It took me until the fifth year of Buddhist practice to realize several truths: 2009 was the year I realized I wanted to take up the pen again after a long hiatus. Truth: You can't run from yourself, who you are, and what you love.
2010 was an endless struggle to strategize how to get there, without actually writing anything. Truth: You can't call yourself a writer if you don't write at all.
2011 was the run-around brainstorming, when I still felt scared about what to really write about. So I dabbled in the children's book genre and ended up in the Amazon Bestseller Top 3. I also got to contribute to an anthology that sparked me to generate an anthology of my own. Truth: You must write what excites you. If you have several works you finished or did not quite finish and the weight of revising or revisiting them only holds you down, then you should just move on to the next project and stick to it toward completion. No excuses.
2012 was a kick-in-the-butt, no-excuses-now release of the "New Moms, New Families" anthology I edited. Truth: Only passion and prayer kept me going. The three-month roller coaster from ideation to manifestation of fifteen authors coming together to birth the work was worth the ride!
2013 was the year I came out with two fiction books and realized I did not want to give up writing non-fiction either. So I'm looking forward to bringing you my latest work, "Well Water Woman." Truth: Creativity is a winding road. Follow your muse, but don't mistake your muse as the end product. Use the muse as a means to manifest your mission, the mission that is only unique to you and that you alone can accomplish.
THE YIN AND YANG OF LOSS is a Buddhist "mother's" tribute to two "children," unique to their bonds of friendship and life circumstances. Initially anthologized only as text in RED SKIRT, BLUE JEANS, this latter stand-alone edition includes illustrations/images/photographs accompanying the text; foot, hand, and ear treatments for leisure and reflection; and questions for discussion and journaling.
A nuts-and-bolts approach on how to actualize the New Age concept of living in the present moment before conception, during pregnancy, throughout delivery and in the midst of postpartum motherhood for the busy woman who desires to do and have it all.
First-time moms strive to carry babies to term and experience easy labor. Few are prepared for the immediate challenges after delivery, the "fourth trimester." Thus, this unique and holistic collection of alternative tips and practical advice for Moms by Moms was born. The chapters in this book emerge as five sections: Mama Care, Self Care, Baby Care, Home Care, and Family Care.

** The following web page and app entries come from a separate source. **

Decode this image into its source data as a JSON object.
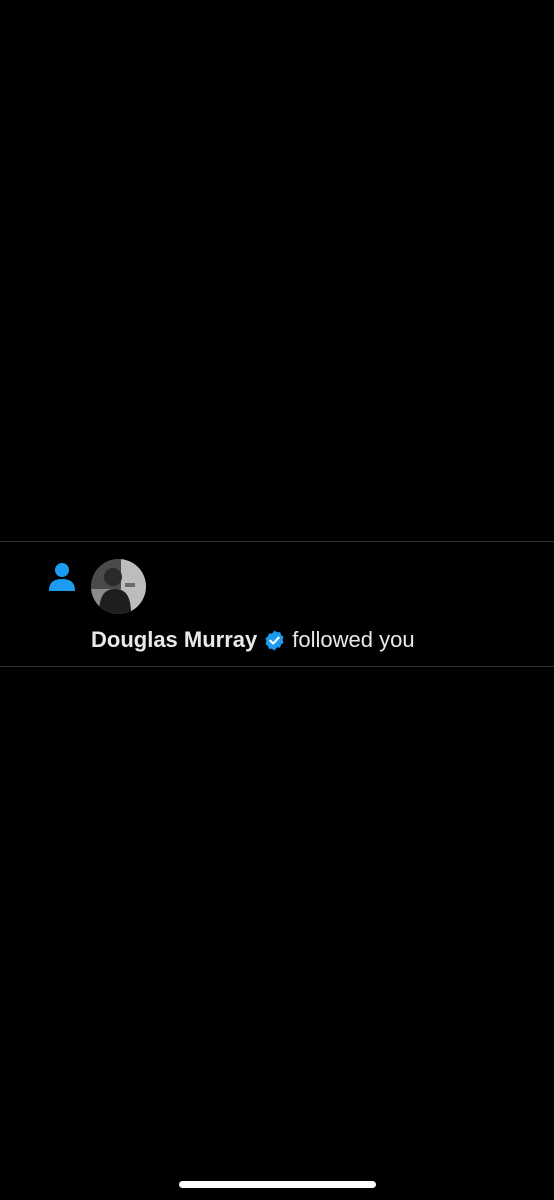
{
  "notification": {
    "type_icon": "person-icon",
    "avatar_icon": "user-avatar",
    "user_name": "Douglas Murray",
    "verified_icon": "verified-badge-icon",
    "action_text": "followed you"
  },
  "colors": {
    "accent": "#1d9bf0",
    "background": "#000000",
    "divider": "#2f3336",
    "text": "#e7e9ea"
  }
}
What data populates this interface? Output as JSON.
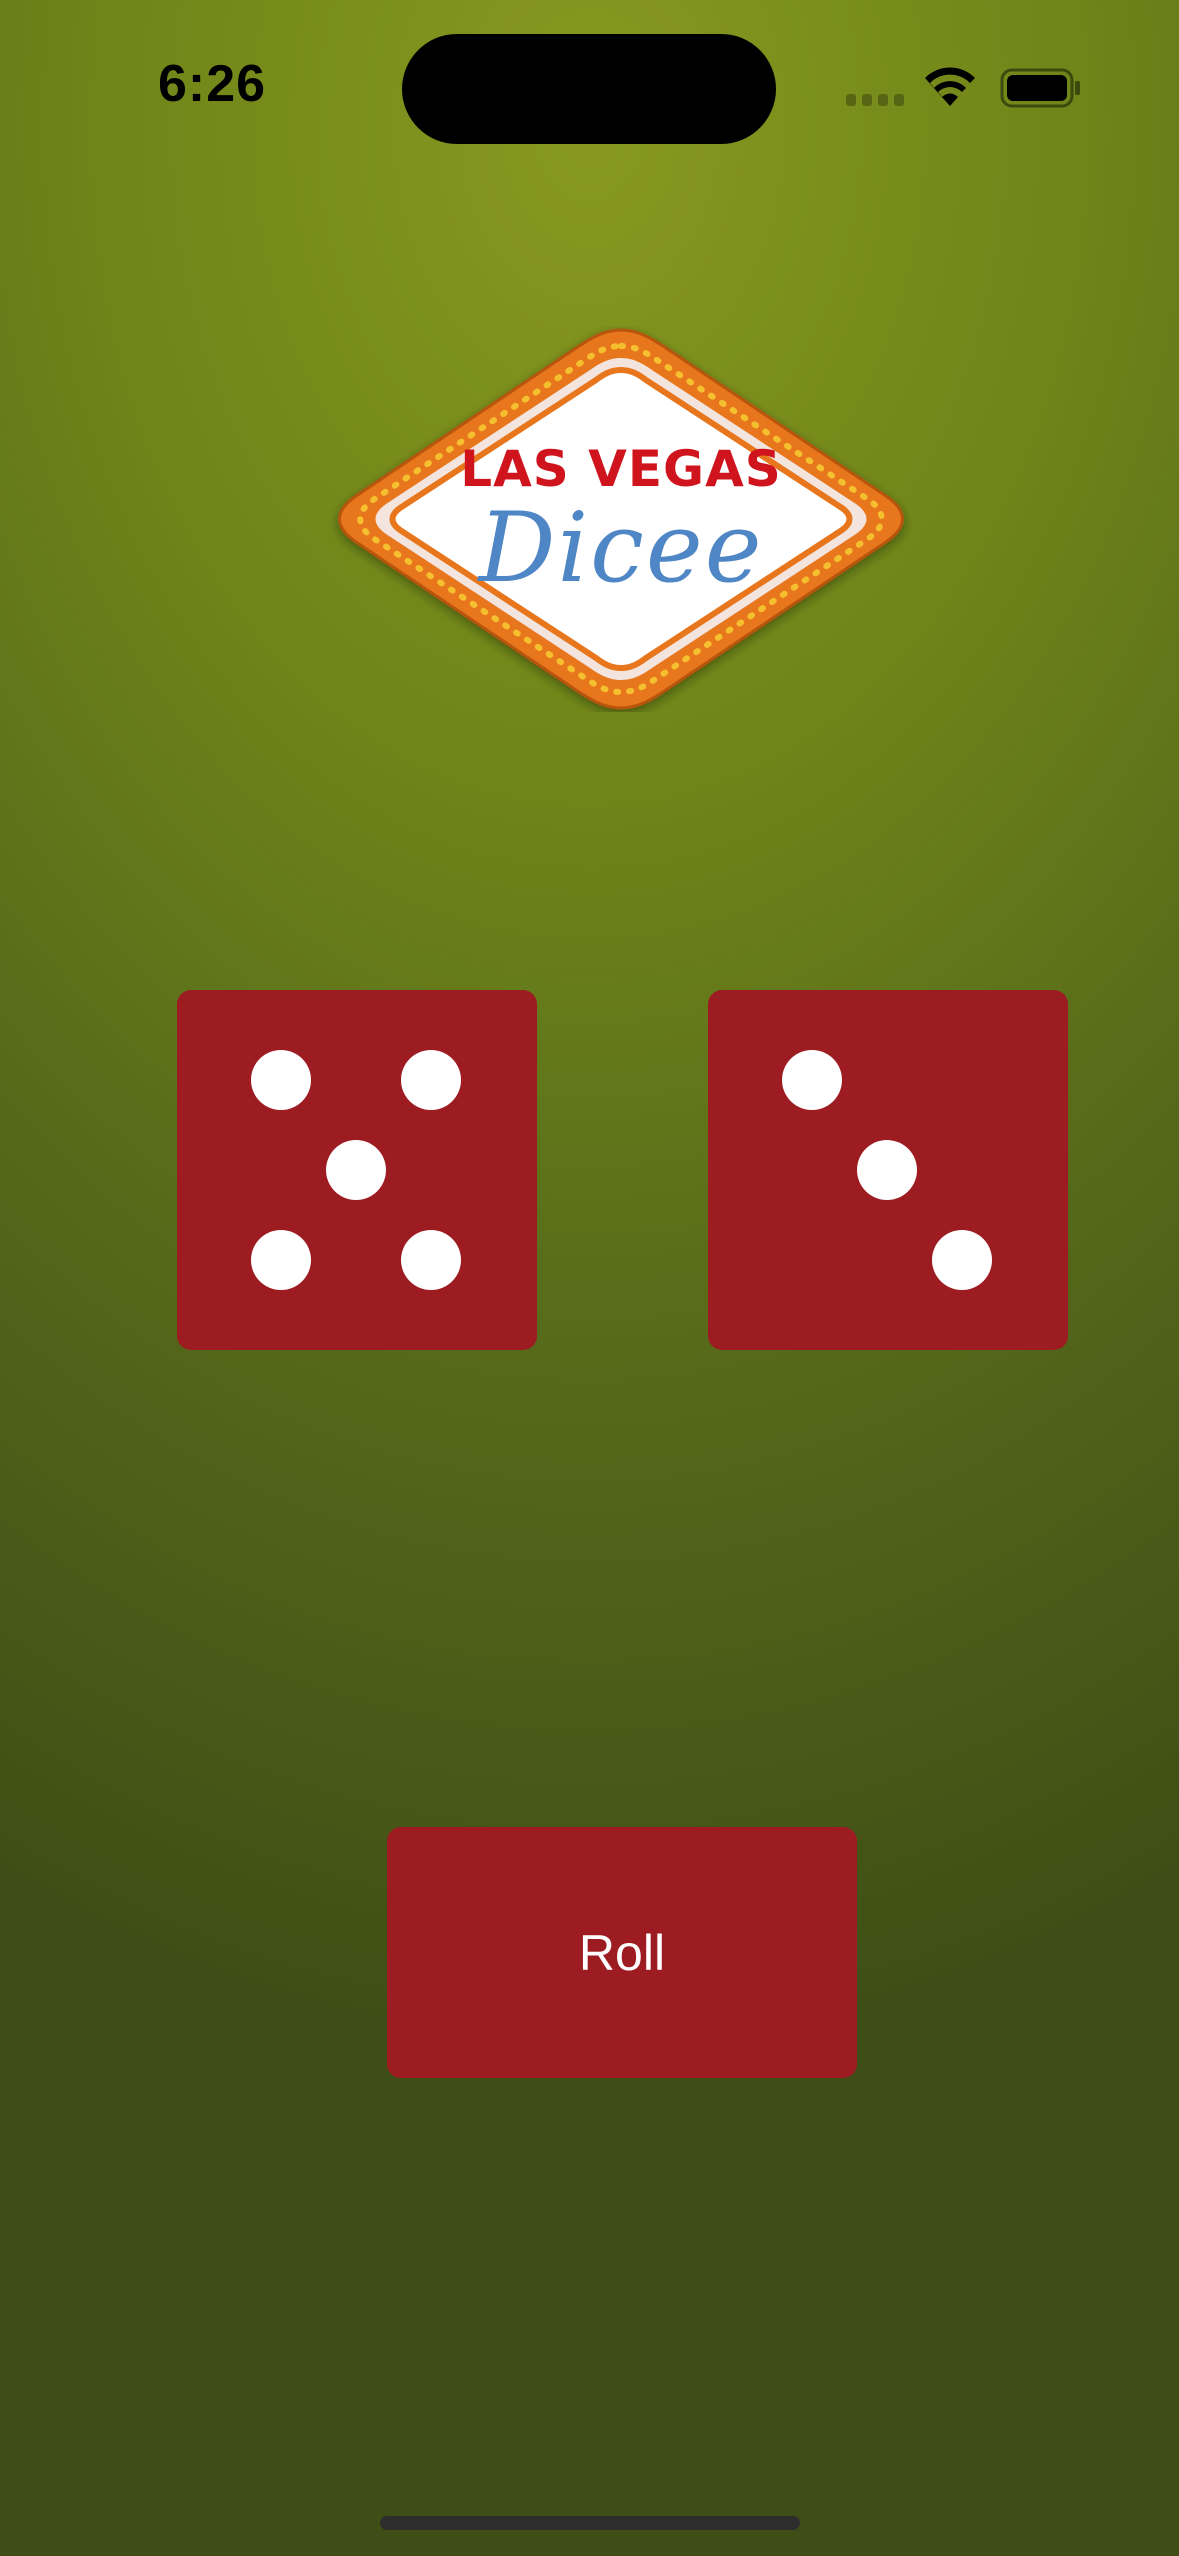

Olátòrò, a Nigerian American nine-year-old girl, comes to terms with her Yorùbá name after facing a name-calling incident in her school, a diverse educational setting in America. Self-consciousness turns to new appreciation for herself, her name, and her peers with the help of a feisty friend, a compassionate teacher, and her encouraging father.
A new collection of short stories, poems and non-fiction from the talented members of the international Words and Water Group. This very high quality work, with topics ranging from a single drop of water to planetary annexation, is donated freely for you to enjoy.
We hope to encourage support of WaterAid; donations, of any amount, can be made on the Group’s JustGiving page.
This book chapter on cloth diapering appears in "New Moms, New Families: Priceless Gifts of Wisdom and Practical Advice from Mama Experts for the Fourth Trimester and First Year Postpartum."
Elimination Communication (a form of diaper-free potty-training)
Easy cloth diaper laundering.
Day, night, and travel diaper systems
Well Water Woman is a personal narrative of a Chinese American female who explores and reconstructs her journey from girlhood to womanhood, piecing information from two generations of memories to weave the life and legacy of the paternal grandmother whom she has never personally met. This short memoir explores the inner workings of spirit through the cycle of birth, life, death, and eternity.